### ABOUT THIS EXERCISE
Output the entries word for word. Omit images.

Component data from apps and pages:
==========

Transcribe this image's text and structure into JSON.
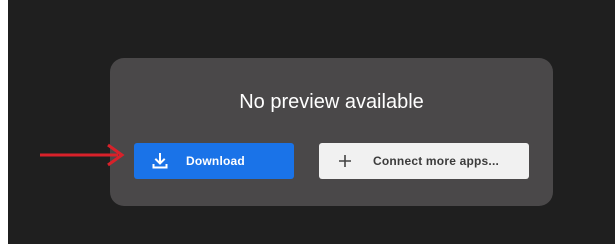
{
  "preview": {
    "message": "No preview available"
  },
  "actions": {
    "download_label": "Download",
    "download_icon": "download-icon",
    "connect_label": "Connect more apps...",
    "connect_icon": "plus-icon"
  },
  "annotation": {
    "arrow_color": "#d8212a",
    "arrow_icon": "red-arrow-pointing-right"
  },
  "colors": {
    "viewer_background": "#1f1f1f",
    "dialog_background": "#4a4849",
    "primary_button": "#1a73e8",
    "secondary_button": "#f1f1f1"
  }
}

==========

### TASK RESPONSE
Transcribe this image's text and structure into JSON.
{
  "preview": {
    "message": "No preview available"
  },
  "actions": {
    "download_label": "Download",
    "download_icon": "download-icon",
    "connect_label": "Connect more apps...",
    "connect_icon": "plus-icon"
  },
  "annotation": {
    "arrow_color": "#d8212a",
    "arrow_icon": "red-arrow-pointing-right"
  },
  "colors": {
    "viewer_background": "#1f1f1f",
    "dialog_background": "#4a4849",
    "primary_button": "#1a73e8",
    "secondary_button": "#f1f1f1"
  }
}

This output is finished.